Key West Cemetery:
The Key West Cemetery is a 19-acre cemetery located at the foot of Solares Hill on the island of Key West, Florida 33040. It is located in the northeast section of the Old Town area of the island, and it is estimated that as many as 100,000 people are buried here, many more than the 30,000 residents who currently live on the island. In 1847 it was established at its current location after a 1846 hurricane washed dead bodies from the earlier cemetery out of the coastal sand dunes on Whitehead Point near the West Martello Towers. The West Martello Tower (currently the site of the Key West Garden Club) is a historic martello tower and is located at 1100 Atlantic Boulevard. On June 24, 1976, it was added to the U.S. National Register of Historic Places.. An African Memorial Cemetery was dedicated beside the West Martello Tower in 2009, where slaves, ill from the sea voyage to slavery in "The New World," were buried there prior to the US Civil War.

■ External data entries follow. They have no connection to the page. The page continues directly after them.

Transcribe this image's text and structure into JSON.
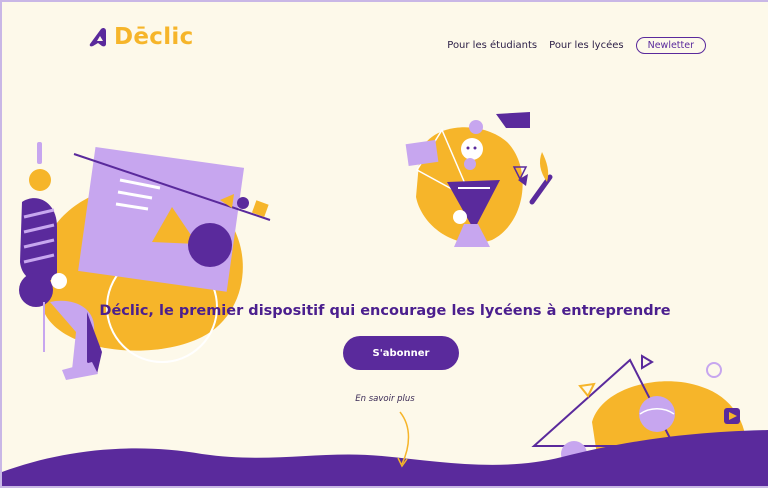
{
  "header": {
    "logo_text": "Dēclic",
    "nav": {
      "students": "Pour les étudiants",
      "highschools": "Pour les lycées",
      "newsletter": "Newletter"
    }
  },
  "hero": {
    "title": "Déclic, le premier dispositif qui encourage les lycéens à entreprendre",
    "cta_label": "S'abonner",
    "more_label": "En savoir plus"
  },
  "colors": {
    "background": "#fdf9ea",
    "purple": "#5a2a9c",
    "lavender": "#c7a6ef",
    "yellow": "#f6b52a"
  }
}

Key West Cemetery Marker Inscription:
Key West Cemetery was founded in 1847 following a hurricane the previous year that destroyed the earlier cemetery located near present day Higgs Beach. To protect from future flooding, the 19-acre cemetery was located here on Solares Hill, the highest natural elevation in Key West. An estimated 75,000 people are interred here, divided among parcels that reflect the cultural diversity that continues to characterize the city of Key West today. The cemetery contains a historic Catholic section, Jewish section, the USS Maine Plot dedicated in 1900, and the Los Martires de Cuba, a memorial for those who fought in the 1868 Cuban revolution. In addition to these defined areas, African Americans, Cubans and Americans, rich and poor, are interred throughout. In-ground and crypt style graves range from simple concrete copings filled with soil to elaborate monuments. Plot enclosures of wrought iron, wood, or concrete were often used to mark family plots.
The marker was erected in 2005 by the Historic Florida Keys Foundation, the City of Key West, and the Florida Department of State. (Marker Number F-551), and is located in Key West, Florida in Monroe County at the intersection of Passover Lane and Angela Street. The marker is located just to the right when traveling north on Passover Lane.